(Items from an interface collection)
============================================================

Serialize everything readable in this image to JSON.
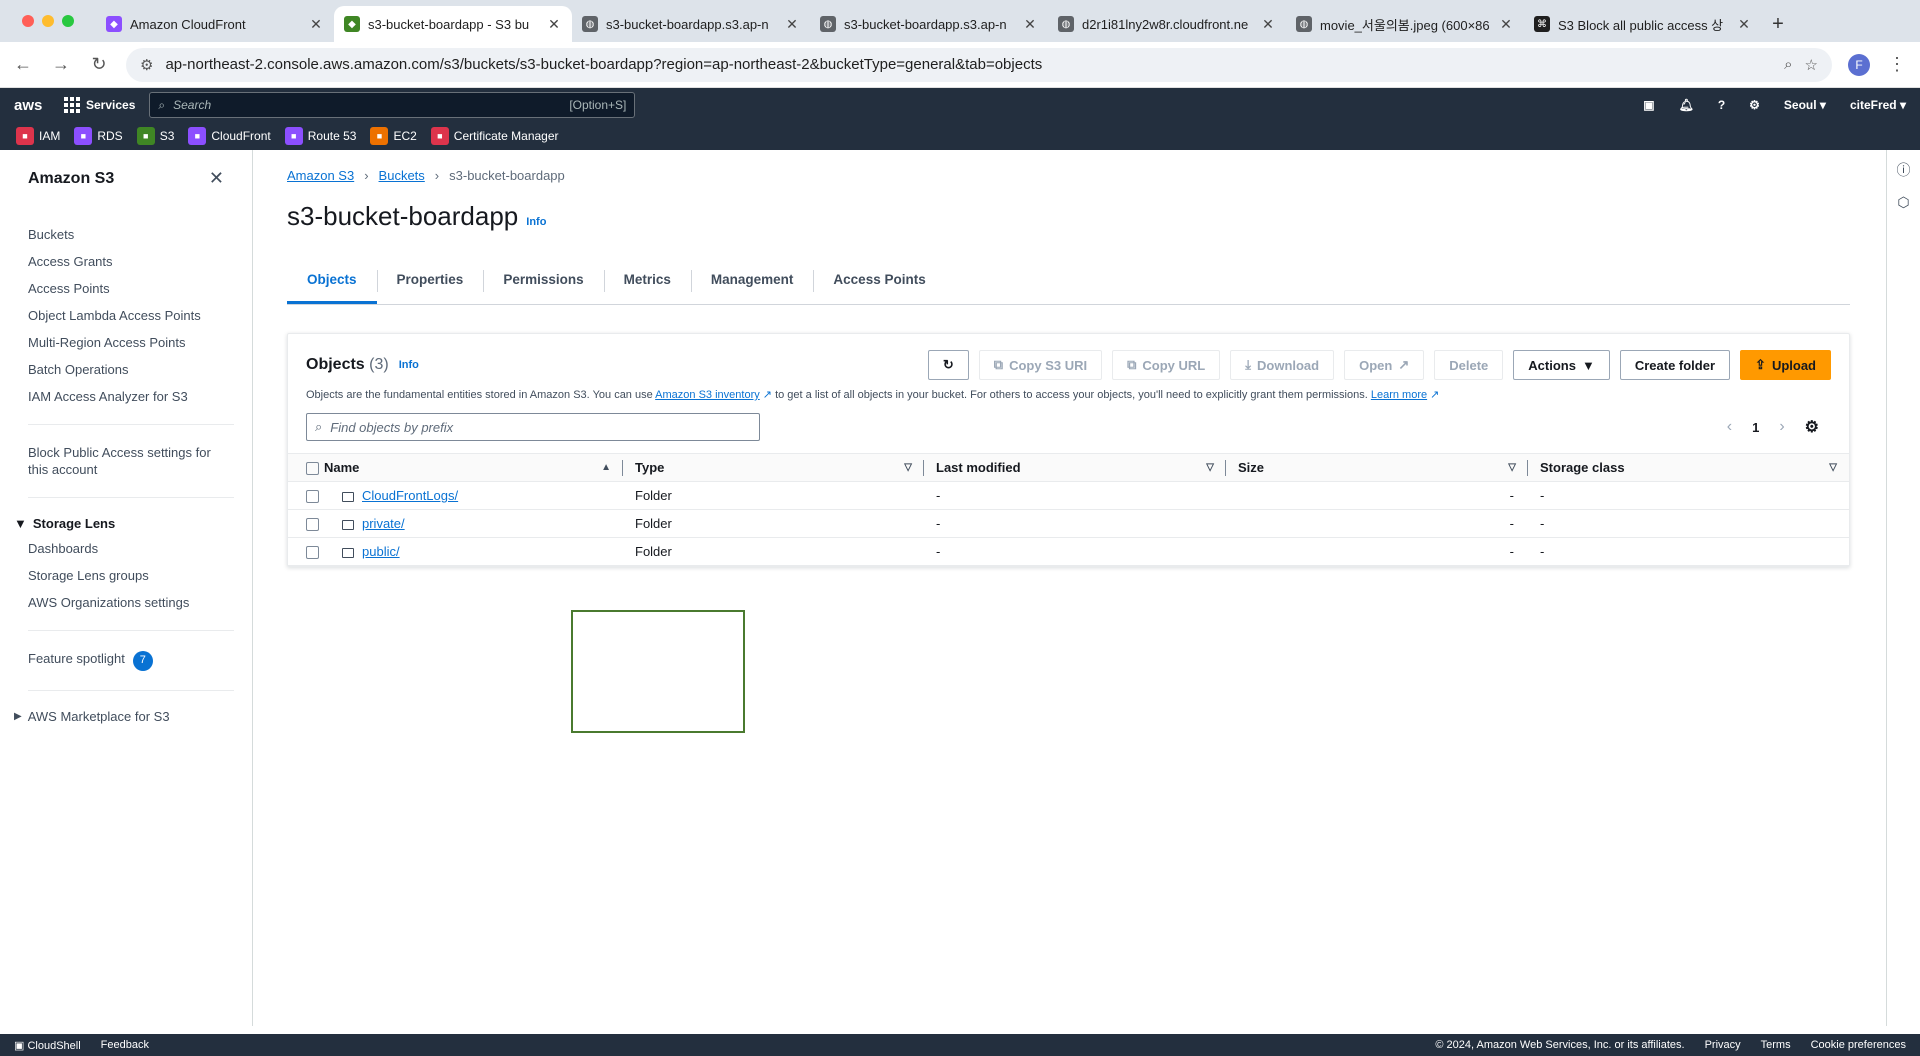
{
  "browser": {
    "tabs": [
      {
        "title": "Amazon CloudFront",
        "icon": "cloudfront-icon",
        "color": "#8c4fff",
        "active": false
      },
      {
        "title": "s3-bucket-boardapp - S3 bu",
        "icon": "s3-icon",
        "color": "#3f8624",
        "active": true
      },
      {
        "title": "s3-bucket-boardapp.s3.ap-n",
        "icon": "globe-icon",
        "color": "#5f6368",
        "active": false
      },
      {
        "title": "s3-bucket-boardapp.s3.ap-n",
        "icon": "globe-icon",
        "color": "#5f6368",
        "active": false
      },
      {
        "title": "d2r1i81lny2w8r.cloudfront.ne",
        "icon": "globe-icon",
        "color": "#5f6368",
        "active": false
      },
      {
        "title": "movie_서울의봄.jpeg (600×86",
        "icon": "globe-icon",
        "color": "#5f6368",
        "active": false
      },
      {
        "title": "S3 Block all public access 상",
        "icon": "command-icon",
        "color": "#1f1f1f",
        "active": false
      }
    ],
    "url": "ap-northeast-2.console.aws.amazon.com/s3/buckets/s3-bucket-boardapp?region=ap-northeast-2&bucketType=general&tab=objects",
    "avatar_letter": "F"
  },
  "aws_nav": {
    "logo": "aws",
    "services_label": "Services",
    "search_placeholder": "Search",
    "search_shortcut": "[Option+S]",
    "region": "Seoul",
    "account": "citeFred",
    "favorites": [
      {
        "label": "IAM",
        "color": "#dd344c"
      },
      {
        "label": "RDS",
        "color": "#8c4fff"
      },
      {
        "label": "S3",
        "color": "#3f8624"
      },
      {
        "label": "CloudFront",
        "color": "#8c4fff"
      },
      {
        "label": "Route 53",
        "color": "#8c4fff"
      },
      {
        "label": "EC2",
        "color": "#ed7100"
      },
      {
        "label": "Certificate Manager",
        "color": "#dd344c"
      }
    ]
  },
  "sidebar": {
    "title": "Amazon S3",
    "items": [
      "Buckets",
      "Access Grants",
      "Access Points",
      "Object Lambda Access Points",
      "Multi-Region Access Points",
      "Batch Operations",
      "IAM Access Analyzer for S3"
    ],
    "block_public": "Block Public Access settings for this account",
    "storage_lens_title": "Storage Lens",
    "storage_lens_items": [
      "Dashboards",
      "Storage Lens groups",
      "AWS Organizations settings"
    ],
    "feature_spotlight": "Feature spotlight",
    "feature_count": "7",
    "marketplace": "AWS Marketplace for S3"
  },
  "breadcrumb": {
    "root": "Amazon S3",
    "buckets": "Buckets",
    "current": "s3-bucket-boardapp"
  },
  "page": {
    "title": "s3-bucket-boardapp",
    "info": "Info"
  },
  "tabs": [
    "Objects",
    "Properties",
    "Permissions",
    "Metrics",
    "Management",
    "Access Points"
  ],
  "objects_panel": {
    "title": "Objects",
    "count": "(3)",
    "info": "Info",
    "buttons": {
      "copy_s3_uri": "Copy S3 URI",
      "copy_url": "Copy URL",
      "download": "Download",
      "open": "Open",
      "delete": "Delete",
      "actions": "Actions",
      "create_folder": "Create folder",
      "upload": "Upload"
    },
    "description_before": "Objects are the fundamental entities stored in Amazon S3. You can use ",
    "inventory_link": "Amazon S3 inventory",
    "description_after": " to get a list of all objects in your bucket. For others to access your objects, you'll need to explicitly grant them permissions. ",
    "learn_more": "Learn more",
    "filter_placeholder": "Find objects by prefix",
    "page_number": "1",
    "columns": [
      "Name",
      "Type",
      "Last modified",
      "Size",
      "Storage class"
    ],
    "rows": [
      {
        "name": "CloudFrontLogs/",
        "type": "Folder",
        "last_modified": "-",
        "size": "-",
        "storage_class": "-"
      },
      {
        "name": "private/",
        "type": "Folder",
        "last_modified": "-",
        "size": "-",
        "storage_class": "-"
      },
      {
        "name": "public/",
        "type": "Folder",
        "last_modified": "-",
        "size": "-",
        "storage_class": "-"
      }
    ]
  },
  "footer": {
    "cloudshell": "CloudShell",
    "feedback": "Feedback",
    "copyright": "© 2024, Amazon Web Services, Inc. or its affiliates.",
    "privacy": "Privacy",
    "terms": "Terms",
    "cookie": "Cookie preferences"
  }
}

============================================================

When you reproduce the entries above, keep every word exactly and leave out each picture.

Serialize everything readable in this image to JSON.
{
  "browser": {
    "tabs": [
      {
        "title": "Amazon CloudFront",
        "icon": "cloudfront-icon",
        "color": "#8c4fff",
        "active": false
      },
      {
        "title": "s3-bucket-boardapp - S3 bu",
        "icon": "s3-icon",
        "color": "#3f8624",
        "active": true
      },
      {
        "title": "s3-bucket-boardapp.s3.ap-n",
        "icon": "globe-icon",
        "color": "#5f6368",
        "active": false
      },
      {
        "title": "s3-bucket-boardapp.s3.ap-n",
        "icon": "globe-icon",
        "color": "#5f6368",
        "active": false
      },
      {
        "title": "d2r1i81lny2w8r.cloudfront.ne",
        "icon": "globe-icon",
        "color": "#5f6368",
        "active": false
      },
      {
        "title": "movie_서울의봄.jpeg (600×86",
        "icon": "globe-icon",
        "color": "#5f6368",
        "active": false
      },
      {
        "title": "S3 Block all public access 상",
        "icon": "command-icon",
        "color": "#1f1f1f",
        "active": false
      }
    ],
    "url": "ap-northeast-2.console.aws.amazon.com/s3/buckets/s3-bucket-boardapp?region=ap-northeast-2&bucketType=general&tab=objects",
    "avatar_letter": "F"
  },
  "aws_nav": {
    "logo": "aws",
    "services_label": "Services",
    "search_placeholder": "Search",
    "search_shortcut": "[Option+S]",
    "region": "Seoul",
    "account": "citeFred",
    "favorites": [
      {
        "label": "IAM",
        "color": "#dd344c"
      },
      {
        "label": "RDS",
        "color": "#8c4fff"
      },
      {
        "label": "S3",
        "color": "#3f8624"
      },
      {
        "label": "CloudFront",
        "color": "#8c4fff"
      },
      {
        "label": "Route 53",
        "color": "#8c4fff"
      },
      {
        "label": "EC2",
        "color": "#ed7100"
      },
      {
        "label": "Certificate Manager",
        "color": "#dd344c"
      }
    ]
  },
  "sidebar": {
    "title": "Amazon S3",
    "items": [
      "Buckets",
      "Access Grants",
      "Access Points",
      "Object Lambda Access Points",
      "Multi-Region Access Points",
      "Batch Operations",
      "IAM Access Analyzer for S3"
    ],
    "block_public": "Block Public Access settings for this account",
    "storage_lens_title": "Storage Lens",
    "storage_lens_items": [
      "Dashboards",
      "Storage Lens groups",
      "AWS Organizations settings"
    ],
    "feature_spotlight": "Feature spotlight",
    "feature_count": "7",
    "marketplace": "AWS Marketplace for S3"
  },
  "breadcrumb": {
    "root": "Amazon S3",
    "buckets": "Buckets",
    "current": "s3-bucket-boardapp"
  },
  "page": {
    "title": "s3-bucket-boardapp",
    "info": "Info"
  },
  "tabs": [
    "Objects",
    "Properties",
    "Permissions",
    "Metrics",
    "Management",
    "Access Points"
  ],
  "objects_panel": {
    "title": "Objects",
    "count": "(3)",
    "info": "Info",
    "buttons": {
      "copy_s3_uri": "Copy S3 URI",
      "copy_url": "Copy URL",
      "download": "Download",
      "open": "Open",
      "delete": "Delete",
      "actions": "Actions",
      "create_folder": "Create folder",
      "upload": "Upload"
    },
    "description_before": "Objects are the fundamental entities stored in Amazon S3. You can use ",
    "inventory_link": "Amazon S3 inventory",
    "description_after": " to get a list of all objects in your bucket. For others to access your objects, you'll need to explicitly grant them permissions. ",
    "learn_more": "Learn more",
    "filter_placeholder": "Find objects by prefix",
    "page_number": "1",
    "columns": [
      "Name",
      "Type",
      "Last modified",
      "Size",
      "Storage class"
    ],
    "rows": [
      {
        "name": "CloudFrontLogs/",
        "type": "Folder",
        "last_modified": "-",
        "size": "-",
        "storage_class": "-"
      },
      {
        "name": "private/",
        "type": "Folder",
        "last_modified": "-",
        "size": "-",
        "storage_class": "-"
      },
      {
        "name": "public/",
        "type": "Folder",
        "last_modified": "-",
        "size": "-",
        "storage_class": "-"
      }
    ]
  },
  "footer": {
    "cloudshell": "CloudShell",
    "feedback": "Feedback",
    "copyright": "© 2024, Amazon Web Services, Inc. or its affiliates.",
    "privacy": "Privacy",
    "terms": "Terms",
    "cookie": "Cookie preferences"
  }
}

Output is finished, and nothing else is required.